He bought his first camera in Madrid, a Super 8, when he was 22, with his first paycheck from his administrative job at a telephone company. Without the least bit of experience, he began making hand-held short films that later were shown in the city's underground film scene.

Five years later, in 1979, he was filming "Pepi, Luci, Bom and Other Girls Like Mom," the first in a series of dramas, comedies or tragicomedies that mostly focus on women and show the influence of classic Hollywood melodramas.

"The great melodramas of the 40s and 50s, by Douglas Sirk for example, 'Imitation of Life,' the ones he made with Lana Turner, 'All That Heaven Allows,' with Jane Wyman and Rock Hudson, all of those movies by Douglas Sirk, I loved so much and, for example, were an influence for 'High Heels,'" the filmmaker says.

He says old Hollywood movies in which the main character is a woman and everything happens around her _ often starring Joan Crawford or Bette Davis _ "don't really exist" these days.

"To me, this continues to be very interesting... I like them and they have touched me, and I continue in this tradition," he says. He adds that old screwball comedies have influenced his work, especially his "Women on the Verge of a Nervous Breakdown."

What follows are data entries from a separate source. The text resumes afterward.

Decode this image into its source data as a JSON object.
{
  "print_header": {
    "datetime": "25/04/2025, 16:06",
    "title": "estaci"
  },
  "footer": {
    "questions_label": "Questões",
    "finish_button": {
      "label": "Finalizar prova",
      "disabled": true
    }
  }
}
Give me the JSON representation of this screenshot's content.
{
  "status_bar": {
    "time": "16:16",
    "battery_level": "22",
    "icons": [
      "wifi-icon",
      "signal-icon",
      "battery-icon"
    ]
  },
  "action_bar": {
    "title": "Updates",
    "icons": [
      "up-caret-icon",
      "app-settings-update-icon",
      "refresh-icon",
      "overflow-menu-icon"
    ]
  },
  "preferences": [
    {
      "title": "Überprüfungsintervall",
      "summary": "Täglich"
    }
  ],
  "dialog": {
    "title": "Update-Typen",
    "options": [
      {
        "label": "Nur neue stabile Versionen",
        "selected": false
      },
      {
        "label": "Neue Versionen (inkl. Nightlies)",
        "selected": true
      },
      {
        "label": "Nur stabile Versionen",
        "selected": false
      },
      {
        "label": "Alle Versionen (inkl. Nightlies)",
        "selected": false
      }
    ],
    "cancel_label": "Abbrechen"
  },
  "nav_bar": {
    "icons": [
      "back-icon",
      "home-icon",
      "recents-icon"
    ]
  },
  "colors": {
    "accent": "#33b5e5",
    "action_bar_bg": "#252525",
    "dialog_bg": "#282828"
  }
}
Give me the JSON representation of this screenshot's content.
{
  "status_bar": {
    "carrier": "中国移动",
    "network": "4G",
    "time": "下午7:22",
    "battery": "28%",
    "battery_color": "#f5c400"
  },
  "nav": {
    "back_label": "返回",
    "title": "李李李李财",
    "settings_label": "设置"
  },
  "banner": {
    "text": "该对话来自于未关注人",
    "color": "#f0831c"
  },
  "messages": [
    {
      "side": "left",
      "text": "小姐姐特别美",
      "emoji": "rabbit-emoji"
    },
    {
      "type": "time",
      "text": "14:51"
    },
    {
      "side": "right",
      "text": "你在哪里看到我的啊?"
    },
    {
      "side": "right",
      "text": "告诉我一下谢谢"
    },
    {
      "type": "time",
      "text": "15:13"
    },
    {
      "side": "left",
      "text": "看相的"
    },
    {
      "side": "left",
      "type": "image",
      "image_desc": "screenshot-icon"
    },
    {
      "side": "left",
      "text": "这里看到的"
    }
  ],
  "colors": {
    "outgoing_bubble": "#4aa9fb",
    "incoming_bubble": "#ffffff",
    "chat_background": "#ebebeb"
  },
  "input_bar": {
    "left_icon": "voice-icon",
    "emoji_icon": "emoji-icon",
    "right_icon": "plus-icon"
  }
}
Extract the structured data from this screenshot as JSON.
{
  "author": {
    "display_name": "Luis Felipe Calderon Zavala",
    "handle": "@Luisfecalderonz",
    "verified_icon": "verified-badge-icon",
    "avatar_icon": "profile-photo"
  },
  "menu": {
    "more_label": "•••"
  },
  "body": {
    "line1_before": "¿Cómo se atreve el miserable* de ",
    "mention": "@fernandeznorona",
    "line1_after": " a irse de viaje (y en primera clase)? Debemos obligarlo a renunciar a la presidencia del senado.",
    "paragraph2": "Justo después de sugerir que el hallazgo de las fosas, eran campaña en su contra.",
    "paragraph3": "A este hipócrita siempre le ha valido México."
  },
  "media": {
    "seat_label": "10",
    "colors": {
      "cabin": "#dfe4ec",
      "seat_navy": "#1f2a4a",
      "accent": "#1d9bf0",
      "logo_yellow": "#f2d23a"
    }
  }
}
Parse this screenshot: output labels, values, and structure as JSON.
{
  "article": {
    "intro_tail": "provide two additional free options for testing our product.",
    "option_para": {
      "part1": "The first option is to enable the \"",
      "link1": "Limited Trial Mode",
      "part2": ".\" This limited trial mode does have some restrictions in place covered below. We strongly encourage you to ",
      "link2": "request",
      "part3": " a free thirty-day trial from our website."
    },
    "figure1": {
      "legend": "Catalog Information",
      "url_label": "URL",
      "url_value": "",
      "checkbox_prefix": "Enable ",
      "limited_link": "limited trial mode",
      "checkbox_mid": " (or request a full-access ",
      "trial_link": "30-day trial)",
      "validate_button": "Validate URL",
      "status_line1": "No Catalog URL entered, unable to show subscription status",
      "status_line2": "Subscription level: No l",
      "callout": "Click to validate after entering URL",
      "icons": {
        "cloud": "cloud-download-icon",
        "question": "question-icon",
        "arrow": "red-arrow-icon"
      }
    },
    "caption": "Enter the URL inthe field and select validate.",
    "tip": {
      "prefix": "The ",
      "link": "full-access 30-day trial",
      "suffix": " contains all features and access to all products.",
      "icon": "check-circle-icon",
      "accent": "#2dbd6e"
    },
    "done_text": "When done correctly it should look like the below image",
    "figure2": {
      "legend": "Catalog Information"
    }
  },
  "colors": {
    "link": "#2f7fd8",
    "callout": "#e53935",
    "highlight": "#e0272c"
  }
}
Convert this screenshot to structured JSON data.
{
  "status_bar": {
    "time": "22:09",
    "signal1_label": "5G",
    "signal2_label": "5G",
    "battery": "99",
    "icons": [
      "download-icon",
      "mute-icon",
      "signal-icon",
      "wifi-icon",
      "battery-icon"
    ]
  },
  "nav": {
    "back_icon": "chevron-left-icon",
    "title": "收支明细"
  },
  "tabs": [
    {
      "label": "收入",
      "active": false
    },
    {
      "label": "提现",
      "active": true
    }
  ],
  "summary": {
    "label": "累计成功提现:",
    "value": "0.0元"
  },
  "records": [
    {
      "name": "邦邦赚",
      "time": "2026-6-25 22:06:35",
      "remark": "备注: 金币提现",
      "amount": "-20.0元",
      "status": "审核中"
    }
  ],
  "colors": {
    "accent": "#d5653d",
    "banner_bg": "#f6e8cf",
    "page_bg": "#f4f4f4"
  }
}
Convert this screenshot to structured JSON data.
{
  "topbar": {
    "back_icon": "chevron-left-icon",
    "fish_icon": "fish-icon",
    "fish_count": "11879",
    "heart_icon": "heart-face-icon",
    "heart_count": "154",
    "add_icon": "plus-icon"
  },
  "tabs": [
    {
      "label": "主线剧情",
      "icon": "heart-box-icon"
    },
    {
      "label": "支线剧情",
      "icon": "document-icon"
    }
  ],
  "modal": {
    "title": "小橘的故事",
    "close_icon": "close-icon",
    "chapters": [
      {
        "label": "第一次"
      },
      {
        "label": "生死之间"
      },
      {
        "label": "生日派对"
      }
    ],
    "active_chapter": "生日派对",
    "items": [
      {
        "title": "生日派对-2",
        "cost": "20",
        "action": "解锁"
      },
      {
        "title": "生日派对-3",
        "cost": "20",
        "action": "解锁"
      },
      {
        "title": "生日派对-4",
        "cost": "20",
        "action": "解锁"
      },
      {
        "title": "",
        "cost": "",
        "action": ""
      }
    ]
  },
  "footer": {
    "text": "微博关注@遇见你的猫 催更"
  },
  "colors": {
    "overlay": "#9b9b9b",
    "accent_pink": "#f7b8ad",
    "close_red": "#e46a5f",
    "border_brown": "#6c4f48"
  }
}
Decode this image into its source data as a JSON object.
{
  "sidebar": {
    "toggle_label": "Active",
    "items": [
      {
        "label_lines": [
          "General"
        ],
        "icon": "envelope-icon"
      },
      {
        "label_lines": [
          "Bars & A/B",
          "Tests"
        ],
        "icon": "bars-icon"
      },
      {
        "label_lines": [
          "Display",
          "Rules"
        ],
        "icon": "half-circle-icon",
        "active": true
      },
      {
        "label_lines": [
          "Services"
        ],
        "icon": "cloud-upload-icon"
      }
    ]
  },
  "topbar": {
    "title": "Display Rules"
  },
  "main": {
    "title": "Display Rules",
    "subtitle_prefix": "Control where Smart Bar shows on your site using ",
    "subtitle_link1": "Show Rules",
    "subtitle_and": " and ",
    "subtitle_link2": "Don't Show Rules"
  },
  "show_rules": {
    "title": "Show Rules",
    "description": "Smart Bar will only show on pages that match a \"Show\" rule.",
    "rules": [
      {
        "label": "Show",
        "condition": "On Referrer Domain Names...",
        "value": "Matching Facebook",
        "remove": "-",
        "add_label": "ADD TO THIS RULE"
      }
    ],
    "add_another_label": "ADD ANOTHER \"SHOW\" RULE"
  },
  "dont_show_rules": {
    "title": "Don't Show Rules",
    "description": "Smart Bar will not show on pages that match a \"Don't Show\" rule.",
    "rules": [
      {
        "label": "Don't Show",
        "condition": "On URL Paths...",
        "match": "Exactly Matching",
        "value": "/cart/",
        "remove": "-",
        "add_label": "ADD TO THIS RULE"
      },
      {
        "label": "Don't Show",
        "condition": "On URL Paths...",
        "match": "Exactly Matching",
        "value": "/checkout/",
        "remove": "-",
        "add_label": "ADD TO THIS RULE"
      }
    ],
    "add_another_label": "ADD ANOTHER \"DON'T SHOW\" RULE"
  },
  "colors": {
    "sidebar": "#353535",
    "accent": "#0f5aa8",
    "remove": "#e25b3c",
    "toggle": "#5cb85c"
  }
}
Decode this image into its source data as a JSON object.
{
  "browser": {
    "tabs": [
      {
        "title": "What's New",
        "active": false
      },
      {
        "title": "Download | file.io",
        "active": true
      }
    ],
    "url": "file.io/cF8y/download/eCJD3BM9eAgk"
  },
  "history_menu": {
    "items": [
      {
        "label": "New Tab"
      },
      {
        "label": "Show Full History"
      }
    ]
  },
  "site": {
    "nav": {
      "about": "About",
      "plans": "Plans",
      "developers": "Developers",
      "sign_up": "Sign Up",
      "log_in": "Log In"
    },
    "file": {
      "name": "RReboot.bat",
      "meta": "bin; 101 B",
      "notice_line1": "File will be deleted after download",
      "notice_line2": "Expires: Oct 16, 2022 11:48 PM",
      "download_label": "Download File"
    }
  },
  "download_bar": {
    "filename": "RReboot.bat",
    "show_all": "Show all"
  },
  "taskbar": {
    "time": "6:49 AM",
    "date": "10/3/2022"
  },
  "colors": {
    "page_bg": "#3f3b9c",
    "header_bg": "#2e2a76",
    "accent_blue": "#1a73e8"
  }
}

If Almodovar could choose one movie to direct from 1949 _ the year he was born _ or before, what would he pick? The answer: "Gone with the Wind."

"I would have loved that! The problem is I don't think I would have made it as well as the many, many filmmakers who directed it, and there were a lot," he said with a big smile.

Almodovar hopes his next project will be "La piel que habito," an adaptation of the novel "Mygale" by the late French author Thierry Jonquet for which he wrote a script.

But this starmaker, who has made celebrities out of Cruz, Carmen Maura, Antonio Banderas, Victoria Abril and Cecilia Roth, has a dream that likely will please his most fervent fans.

"The truth is, I'd like to work with all of those people who I've done my best work with, those who have affected me the most," he says. "I would like to bring them all together in one movie."